The swinging is also a fantastic way to traverse the environment. Smith says that’s the first thing Insomniac worked on, tweaking the physics so that players are being thrown the right distance on release and figuring out how to give players a sense of speed. The camera was key to hammering home the “impact of your change in momentum.”
“Then there’s a lot of camera work as well that helps it be expressive. When you dive, the camera will look down. When you come out of that into a big swing, it goes with you in a way that you can feel. There’s even a little camera work on the turns so you can feel that,” said Smith. “Even our web-zip move, getting the camera right—that’s where you throw the web line forward and change your direction quickly — getting that to feel responsive and getting the visual effects, the camera work, even the rumble on the controller, getting that all together. Because we’re able to work with the New York City we built that is so realistic, you really feel that sense of speed when you’re close to a building. You have all these great scale cues that we built in.”
Occasional tangles in the web
Not everything is perfect: Some of the non-playable characters had goofy dialogue, and I wasn’t a big fan of the minigames. Spider-Man has a few ways to earn experience points to level up or tokens to craft advanced gear. Some involve exploring the city, resurrecting radio towers in neighborhoods so you can tap into the police scanner and stop crimes in progress. Landmark tokens are based on taking pictures of famous spots around Manhattan, and you can find backpacks stashed in Peter’s old haunts.
Other tokens are based on minigames, like repairing circuitry or matching patterns in a spectograph. These have interesting character implications, because they lean into Peter’s day job as a scientist. But in practice, they’re a little repetitious. I’d be interested to see if they have a larger impact in the full release — for instance, I wonder if you can research more tech if you complete enough spectograph puzzles. The few that were in the demo, though, felt simply like busywork.
I’m also still not sure how I feel about playing as M.J. Her segment in the demo verged on dull.

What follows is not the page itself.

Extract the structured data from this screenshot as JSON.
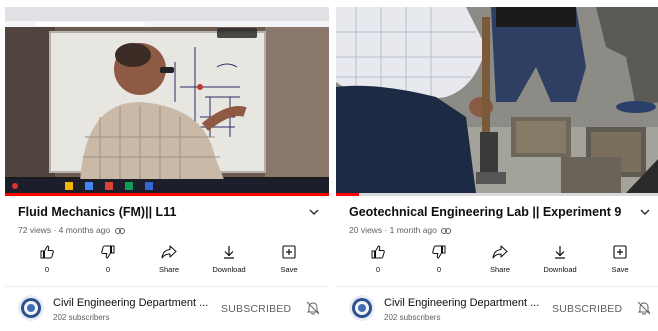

I mainly walked around an art gallery and examined objects before doing a little bit of stealth and puzzle-solving. However, she’s an important character, and I’m glad that she’s in the game — and Smith says that she has her own storyline. Playing as her reinforces the idea that she lives an independent life from Peter and that, while Spider-Man is the hero of the story, other people in the city are doing their part to stop villains.

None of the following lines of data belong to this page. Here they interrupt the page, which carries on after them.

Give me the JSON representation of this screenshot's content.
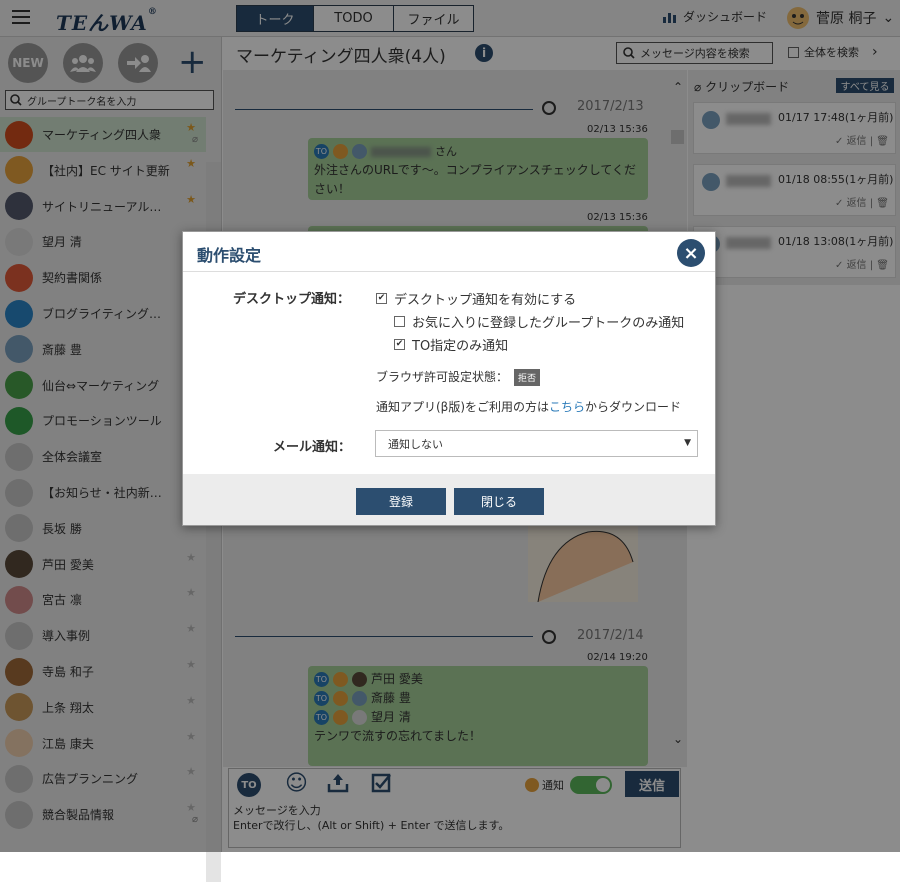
{
  "header": {
    "logo": "TEんWA",
    "logo_sup": "®",
    "tabs": [
      {
        "label": "トーク"
      },
      {
        "label": "TODO"
      },
      {
        "label": "ファイル"
      }
    ],
    "dashboard_label": "ダッシュボード",
    "user_name": "菅原 桐子"
  },
  "sidebar": {
    "new_label": "NEW",
    "search_placeholder": "グループトーク名を入力",
    "rooms": [
      {
        "name": "マーケティング四人衆",
        "color": "#d24e1e"
      },
      {
        "name": "【社内】EC サイト更新",
        "color": "#e8a23c"
      },
      {
        "name": "サイトリニューアル…",
        "color": "#555a6e"
      },
      {
        "name": "望月 清",
        "color": "#dcdcdc"
      },
      {
        "name": "契約書関係",
        "color": "#e05a3a"
      },
      {
        "name": "ブログライティング…",
        "color": "#2a86c8"
      },
      {
        "name": "斎藤 豊",
        "color": "#7aa0c0"
      },
      {
        "name": "仙台⇔マーケティング",
        "color": "#4aa04a"
      },
      {
        "name": "プロモーションツール",
        "color": "#38a04a"
      },
      {
        "name": "全体会議室",
        "color": "#c8c8c8"
      },
      {
        "name": "【お知らせ・社内新…",
        "color": "#c8c8c8"
      },
      {
        "name": "長坂 勝",
        "color": "#c8c8c8"
      },
      {
        "name": "芦田 愛美",
        "color": "#5a4a3a"
      },
      {
        "name": "宮古 凛",
        "color": "#d08a8a"
      },
      {
        "name": "導入事例",
        "color": "#c8c8c8"
      },
      {
        "name": "寺島 和子",
        "color": "#a06a3a"
      },
      {
        "name": "上条 翔太",
        "color": "#c89a5a"
      },
      {
        "name": "江島 康夫",
        "color": "#f0d0b0"
      },
      {
        "name": "広告プランニング",
        "color": "#c8c8c8"
      },
      {
        "name": "競合製品情報",
        "color": "#c8c8c8"
      }
    ]
  },
  "main": {
    "room_title": "マーケティング四人衆(4人)",
    "search_messages": "メッセージ内容を検索",
    "search_all": "全体を検索",
    "date1": "2017/2/13",
    "date2": "2017/2/14",
    "msg1": {
      "time": "02/13 15:36",
      "to": "TO",
      "suffix": "さん",
      "text": "外注さんのURLです〜。コンプライアンスチェックしてください！"
    },
    "msg2_time": "02/13 15:36",
    "msg3": {
      "time": "02/14 19:20",
      "to1": "芦田 愛美",
      "to2": "斎藤 豊",
      "to3": "望月 清",
      "text": "テンワで流すの忘れてました！"
    },
    "to_label": "TO"
  },
  "clipboard": {
    "title": "クリップボード",
    "see_all": "すべて見る",
    "items": [
      {
        "time": "01/17 17:48(1ヶ月前)",
        "action": "返信"
      },
      {
        "time": "01/18 08:55(1ヶ月前)",
        "action": "返信"
      },
      {
        "time": "01/18 13:08(1ヶ月前)",
        "action": "返信"
      }
    ]
  },
  "composer": {
    "notify_label": "通知",
    "send_label": "送信",
    "placeholder_line1": "メッセージを入力",
    "placeholder_line2": "Enterで改行し、(Alt or Shift) + Enter で送信します。"
  },
  "modal": {
    "title": "動作設定",
    "desktop_label": "デスクトップ通知：",
    "opt1": "デスクトップ通知を有効にする",
    "opt2": "お気に入りに登録したグループトークのみ通知",
    "opt3": "TO指定のみ通知",
    "browser_status": "ブラウザ許可設定状態：",
    "browser_badge": "拒否",
    "app_prefix": "通知アプリ(β版)をご利用の方は",
    "app_link": "こちら",
    "app_suffix": "からダウンロード",
    "mail_label": "メール通知：",
    "mail_value": "通知しない",
    "register_label": "登録",
    "close_label": "閉じる"
  }
}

Despite these quibbles, Spider-Man is incredibly fun. He’s one of my favorite superheroes, and Insomniac has done a standout job of translating his personality and the thrill of webslinging into a video game. The four hours I spent in the demo zipped by like they were nothing, and I’m looking forward to checking out the full game when it comes out.